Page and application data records

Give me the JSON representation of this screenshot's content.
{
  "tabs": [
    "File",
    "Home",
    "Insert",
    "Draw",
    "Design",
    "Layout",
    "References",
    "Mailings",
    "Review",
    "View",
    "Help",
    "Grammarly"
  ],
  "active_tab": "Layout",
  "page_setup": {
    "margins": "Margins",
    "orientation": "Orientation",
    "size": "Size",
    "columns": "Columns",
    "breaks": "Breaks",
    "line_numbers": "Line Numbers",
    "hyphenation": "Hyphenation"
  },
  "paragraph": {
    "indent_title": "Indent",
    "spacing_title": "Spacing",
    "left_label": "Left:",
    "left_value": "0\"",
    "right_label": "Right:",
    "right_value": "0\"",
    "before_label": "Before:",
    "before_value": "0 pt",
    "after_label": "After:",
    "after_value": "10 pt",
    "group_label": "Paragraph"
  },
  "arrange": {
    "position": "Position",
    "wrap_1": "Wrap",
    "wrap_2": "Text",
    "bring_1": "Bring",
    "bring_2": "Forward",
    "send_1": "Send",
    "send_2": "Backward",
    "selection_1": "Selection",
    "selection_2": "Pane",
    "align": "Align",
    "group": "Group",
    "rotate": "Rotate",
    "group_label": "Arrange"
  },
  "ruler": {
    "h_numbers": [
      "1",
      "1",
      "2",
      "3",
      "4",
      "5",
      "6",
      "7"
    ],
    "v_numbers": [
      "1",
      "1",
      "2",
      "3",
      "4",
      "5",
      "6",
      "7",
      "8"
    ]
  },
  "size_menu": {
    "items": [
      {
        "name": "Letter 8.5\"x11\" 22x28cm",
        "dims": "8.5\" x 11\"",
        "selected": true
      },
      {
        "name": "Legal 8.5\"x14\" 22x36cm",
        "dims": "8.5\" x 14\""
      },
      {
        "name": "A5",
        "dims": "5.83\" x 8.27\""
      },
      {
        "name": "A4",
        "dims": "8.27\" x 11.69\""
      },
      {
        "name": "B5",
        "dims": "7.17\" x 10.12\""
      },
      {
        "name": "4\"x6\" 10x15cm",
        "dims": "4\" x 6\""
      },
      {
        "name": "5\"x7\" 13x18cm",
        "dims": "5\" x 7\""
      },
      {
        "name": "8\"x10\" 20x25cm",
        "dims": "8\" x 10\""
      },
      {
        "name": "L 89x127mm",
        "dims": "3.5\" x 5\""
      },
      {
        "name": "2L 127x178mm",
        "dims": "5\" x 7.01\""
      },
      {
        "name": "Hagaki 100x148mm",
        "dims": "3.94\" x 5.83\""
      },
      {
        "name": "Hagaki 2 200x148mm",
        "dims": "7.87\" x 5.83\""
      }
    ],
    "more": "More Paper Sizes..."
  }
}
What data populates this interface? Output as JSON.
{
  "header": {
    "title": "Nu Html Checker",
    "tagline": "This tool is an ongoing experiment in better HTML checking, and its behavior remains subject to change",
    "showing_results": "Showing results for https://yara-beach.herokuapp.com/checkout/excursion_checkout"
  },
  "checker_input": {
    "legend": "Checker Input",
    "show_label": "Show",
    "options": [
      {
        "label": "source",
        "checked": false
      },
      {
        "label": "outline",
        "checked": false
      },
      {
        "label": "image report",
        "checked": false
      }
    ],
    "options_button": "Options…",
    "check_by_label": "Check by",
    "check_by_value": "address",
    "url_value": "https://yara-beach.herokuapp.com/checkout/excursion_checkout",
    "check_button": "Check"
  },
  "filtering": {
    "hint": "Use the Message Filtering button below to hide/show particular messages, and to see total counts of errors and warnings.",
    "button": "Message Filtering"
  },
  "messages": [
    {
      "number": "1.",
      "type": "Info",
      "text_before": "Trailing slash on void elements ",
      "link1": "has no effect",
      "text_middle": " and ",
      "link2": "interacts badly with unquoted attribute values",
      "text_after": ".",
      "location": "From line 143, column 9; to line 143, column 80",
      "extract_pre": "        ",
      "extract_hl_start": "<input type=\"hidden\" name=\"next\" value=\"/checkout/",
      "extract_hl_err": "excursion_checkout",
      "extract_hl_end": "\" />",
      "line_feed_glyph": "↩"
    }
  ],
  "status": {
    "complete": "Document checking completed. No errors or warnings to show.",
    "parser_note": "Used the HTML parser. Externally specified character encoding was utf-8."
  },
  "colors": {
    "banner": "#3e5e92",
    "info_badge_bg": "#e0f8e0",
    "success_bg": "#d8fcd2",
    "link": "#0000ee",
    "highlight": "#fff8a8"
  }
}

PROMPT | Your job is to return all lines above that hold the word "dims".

SOLUTION FOR THIS PROBLEM |
        "dims": "8.5\" x 11\"",
        "dims": "8.5\" x 14\""
        "dims": "5.83\" x 8.27\""
        "dims": "8.27\" x 11.69\""
        "dims": "7.17\" x 10.12\""
        "dims": "4\" x 6\""
        "dims": "5\" x 7\""
        "dims": "8\" x 10\""
        "dims": "3.5\" x 5\""
        "dims": "5\" x 7.01\""
        "dims": "3.94\" x 5.83\""
        "dims": "7.87\" x 5.83\""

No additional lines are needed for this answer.